The book touches on class issues (Carvalho, the deceased, is quite wealthy and his secretary who disappears is not) as well as how the police are viewed by the people of Rio (it’s a rare crime novel that admits that police are known to rough up the public) and how pointless some investigations are. Carvalho is not missed, the investigation does not proceed well, and there is a certain amount of a lack of resolution of the plot in the end. It’s not a frustrating ending, but it is not a neat and tidy one.
I borrowed this book from the library.
Other reviews appear in Confessions of a Mystery Novelist, Bitter Tea and Mystery, and Finding Time to Write.

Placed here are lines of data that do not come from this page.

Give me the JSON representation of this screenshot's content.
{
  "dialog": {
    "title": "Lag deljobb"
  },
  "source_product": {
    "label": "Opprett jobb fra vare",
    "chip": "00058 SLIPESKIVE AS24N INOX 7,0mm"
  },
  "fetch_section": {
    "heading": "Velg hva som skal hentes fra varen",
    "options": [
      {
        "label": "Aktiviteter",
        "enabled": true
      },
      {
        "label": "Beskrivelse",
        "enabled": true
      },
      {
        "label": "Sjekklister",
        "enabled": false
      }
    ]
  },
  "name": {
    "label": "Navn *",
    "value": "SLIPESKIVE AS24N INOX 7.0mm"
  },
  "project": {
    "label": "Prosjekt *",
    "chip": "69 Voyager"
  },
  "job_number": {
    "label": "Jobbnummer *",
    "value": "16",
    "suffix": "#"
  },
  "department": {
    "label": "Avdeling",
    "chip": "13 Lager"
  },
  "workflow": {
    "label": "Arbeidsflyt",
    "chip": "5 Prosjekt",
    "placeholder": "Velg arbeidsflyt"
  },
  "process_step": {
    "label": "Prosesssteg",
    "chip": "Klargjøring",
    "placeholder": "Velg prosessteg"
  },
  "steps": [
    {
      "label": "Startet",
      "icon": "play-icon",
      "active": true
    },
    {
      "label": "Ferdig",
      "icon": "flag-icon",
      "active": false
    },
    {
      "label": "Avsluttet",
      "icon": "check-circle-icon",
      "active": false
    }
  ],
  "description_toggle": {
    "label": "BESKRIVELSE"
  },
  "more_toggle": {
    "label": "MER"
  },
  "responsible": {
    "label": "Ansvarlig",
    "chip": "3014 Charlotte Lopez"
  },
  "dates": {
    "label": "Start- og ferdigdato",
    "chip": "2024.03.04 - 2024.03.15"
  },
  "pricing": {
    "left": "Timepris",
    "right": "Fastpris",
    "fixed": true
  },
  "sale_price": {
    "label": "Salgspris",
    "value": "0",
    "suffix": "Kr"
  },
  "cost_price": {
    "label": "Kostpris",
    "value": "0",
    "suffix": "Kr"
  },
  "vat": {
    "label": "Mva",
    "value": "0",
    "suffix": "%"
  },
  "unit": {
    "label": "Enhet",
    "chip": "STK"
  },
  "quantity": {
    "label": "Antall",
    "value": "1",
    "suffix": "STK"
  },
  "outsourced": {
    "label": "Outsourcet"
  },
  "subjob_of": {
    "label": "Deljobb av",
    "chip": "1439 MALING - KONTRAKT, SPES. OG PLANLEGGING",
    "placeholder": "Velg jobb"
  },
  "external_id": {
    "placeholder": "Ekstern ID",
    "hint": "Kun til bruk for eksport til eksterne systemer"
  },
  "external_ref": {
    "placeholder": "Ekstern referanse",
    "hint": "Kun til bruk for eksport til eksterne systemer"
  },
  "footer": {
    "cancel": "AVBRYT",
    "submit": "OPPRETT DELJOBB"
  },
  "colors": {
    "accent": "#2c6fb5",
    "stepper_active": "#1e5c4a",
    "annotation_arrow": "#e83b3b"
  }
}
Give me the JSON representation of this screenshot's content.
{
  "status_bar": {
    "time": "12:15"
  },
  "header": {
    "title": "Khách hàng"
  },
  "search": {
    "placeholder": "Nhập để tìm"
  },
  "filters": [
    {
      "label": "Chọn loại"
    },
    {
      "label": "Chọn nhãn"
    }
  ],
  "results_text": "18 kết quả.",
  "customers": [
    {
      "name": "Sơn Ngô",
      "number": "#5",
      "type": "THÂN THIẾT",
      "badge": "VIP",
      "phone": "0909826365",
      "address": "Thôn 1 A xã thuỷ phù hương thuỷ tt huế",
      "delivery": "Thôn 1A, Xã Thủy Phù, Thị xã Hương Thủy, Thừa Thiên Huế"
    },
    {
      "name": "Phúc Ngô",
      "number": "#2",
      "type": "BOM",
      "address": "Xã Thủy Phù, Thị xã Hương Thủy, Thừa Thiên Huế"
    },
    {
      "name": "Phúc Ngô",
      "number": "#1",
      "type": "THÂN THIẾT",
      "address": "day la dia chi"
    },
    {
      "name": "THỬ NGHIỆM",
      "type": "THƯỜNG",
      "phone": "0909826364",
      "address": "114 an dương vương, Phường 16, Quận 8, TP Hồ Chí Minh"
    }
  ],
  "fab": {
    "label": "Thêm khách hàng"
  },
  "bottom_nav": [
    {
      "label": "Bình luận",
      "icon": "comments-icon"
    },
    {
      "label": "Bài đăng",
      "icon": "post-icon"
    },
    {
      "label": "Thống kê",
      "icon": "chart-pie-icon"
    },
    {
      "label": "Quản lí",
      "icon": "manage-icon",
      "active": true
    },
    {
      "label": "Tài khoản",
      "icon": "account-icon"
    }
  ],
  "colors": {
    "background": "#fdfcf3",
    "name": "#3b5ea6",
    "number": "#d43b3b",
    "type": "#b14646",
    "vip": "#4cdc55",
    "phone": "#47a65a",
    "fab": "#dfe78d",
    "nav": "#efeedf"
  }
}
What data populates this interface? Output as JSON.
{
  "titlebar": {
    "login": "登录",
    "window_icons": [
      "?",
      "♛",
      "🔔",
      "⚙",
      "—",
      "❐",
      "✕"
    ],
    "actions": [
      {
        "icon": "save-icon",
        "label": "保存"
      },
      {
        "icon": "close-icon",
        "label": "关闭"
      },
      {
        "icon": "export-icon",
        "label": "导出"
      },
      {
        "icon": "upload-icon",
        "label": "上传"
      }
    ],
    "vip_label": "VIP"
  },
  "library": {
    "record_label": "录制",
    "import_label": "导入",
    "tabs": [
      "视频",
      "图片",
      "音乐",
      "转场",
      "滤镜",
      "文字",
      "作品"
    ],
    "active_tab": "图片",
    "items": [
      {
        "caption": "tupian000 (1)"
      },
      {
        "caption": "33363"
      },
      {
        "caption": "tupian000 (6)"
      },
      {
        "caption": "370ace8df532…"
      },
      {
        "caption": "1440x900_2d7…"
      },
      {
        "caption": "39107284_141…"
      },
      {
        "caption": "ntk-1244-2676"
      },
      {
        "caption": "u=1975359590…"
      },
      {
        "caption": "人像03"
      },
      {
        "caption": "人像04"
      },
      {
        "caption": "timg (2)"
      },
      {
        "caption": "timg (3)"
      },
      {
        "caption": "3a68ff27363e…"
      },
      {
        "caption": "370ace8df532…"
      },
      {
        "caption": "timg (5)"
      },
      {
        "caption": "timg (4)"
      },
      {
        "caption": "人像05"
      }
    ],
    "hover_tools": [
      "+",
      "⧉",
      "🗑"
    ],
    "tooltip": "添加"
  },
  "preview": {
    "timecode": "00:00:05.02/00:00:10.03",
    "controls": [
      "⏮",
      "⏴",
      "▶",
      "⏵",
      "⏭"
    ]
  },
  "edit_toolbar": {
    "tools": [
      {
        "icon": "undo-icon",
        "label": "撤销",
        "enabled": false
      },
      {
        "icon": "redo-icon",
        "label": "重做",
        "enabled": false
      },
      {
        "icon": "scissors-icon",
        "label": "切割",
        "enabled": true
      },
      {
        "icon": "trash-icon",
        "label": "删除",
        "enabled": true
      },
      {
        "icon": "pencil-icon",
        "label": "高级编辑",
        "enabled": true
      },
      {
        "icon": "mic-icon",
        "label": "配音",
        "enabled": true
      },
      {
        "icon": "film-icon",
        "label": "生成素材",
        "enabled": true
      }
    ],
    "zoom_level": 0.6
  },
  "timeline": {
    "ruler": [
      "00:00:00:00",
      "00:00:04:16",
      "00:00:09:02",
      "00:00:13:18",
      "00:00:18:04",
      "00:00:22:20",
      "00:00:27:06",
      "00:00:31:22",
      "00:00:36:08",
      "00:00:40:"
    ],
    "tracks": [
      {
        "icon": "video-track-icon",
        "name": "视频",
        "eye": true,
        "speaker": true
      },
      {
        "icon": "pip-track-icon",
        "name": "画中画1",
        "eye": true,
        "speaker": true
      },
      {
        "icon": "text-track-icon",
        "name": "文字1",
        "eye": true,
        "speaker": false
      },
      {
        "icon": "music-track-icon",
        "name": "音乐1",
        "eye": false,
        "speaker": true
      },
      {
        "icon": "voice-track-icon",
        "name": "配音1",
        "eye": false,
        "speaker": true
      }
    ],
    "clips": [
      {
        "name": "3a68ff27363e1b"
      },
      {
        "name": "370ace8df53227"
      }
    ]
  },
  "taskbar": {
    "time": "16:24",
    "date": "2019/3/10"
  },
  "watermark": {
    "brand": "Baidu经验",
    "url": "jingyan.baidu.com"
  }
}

Scott Wallace went on an approximately three month expedition led by Sidney Posseulo, then head of the Department of Isolated Indians, part of FUNAI, Brazil’s National Indian Foundation. His purpose was to write a profile for National Geographic about Posseulo and his work, and, thankfully, he had enough material to write this book about his expedition and the history and context of such expeditions on behalf of the Department of Isolated Indians. The goal of the trip was to find the outer boundaries of the Arrow People, log the coordinates by GPS, and then have that area deemed protected by the government.
Although I haven’t read many travel/expedition books, my husband has read the good parts of books like The Lost City of Z to me. Also, I watch a ton of National Geographic specials. What’s differen tabout this book than a TV special or a National Geographic spread is the depth of coverage about previous expeditions, including Fawcett’s ill-fated trip,which was covered in The Lost City of Z, the anthropology, the biology, and the governmental efforts to protect the lands of wild Indians in the Amazon. It’s a book that took me awhile to digest because there was so much for me to learn. Rubber harvesting, drug trafficking, gold dredging, Brazilian federal agencies: it’s all stuff about the Amazon I didn’t know that much about.
This is a harrowing read: nearly three months in the jungle, either by motor boat, on foot, or by canoe is a tough go even in good conditions, and there were dangers outside (crocodiles) and inside (fatigue and insubordination). Posseulo is an interesting figure, but I haven’t figured him out even from these detailed stories. I know I’m not cut out for an expedition of this length of time and difficulty in the Amazon, that’s for sure.
The Unconquered by Scott Wallace
Publication date: October 18, 2011
Source: Publisher via NetGalley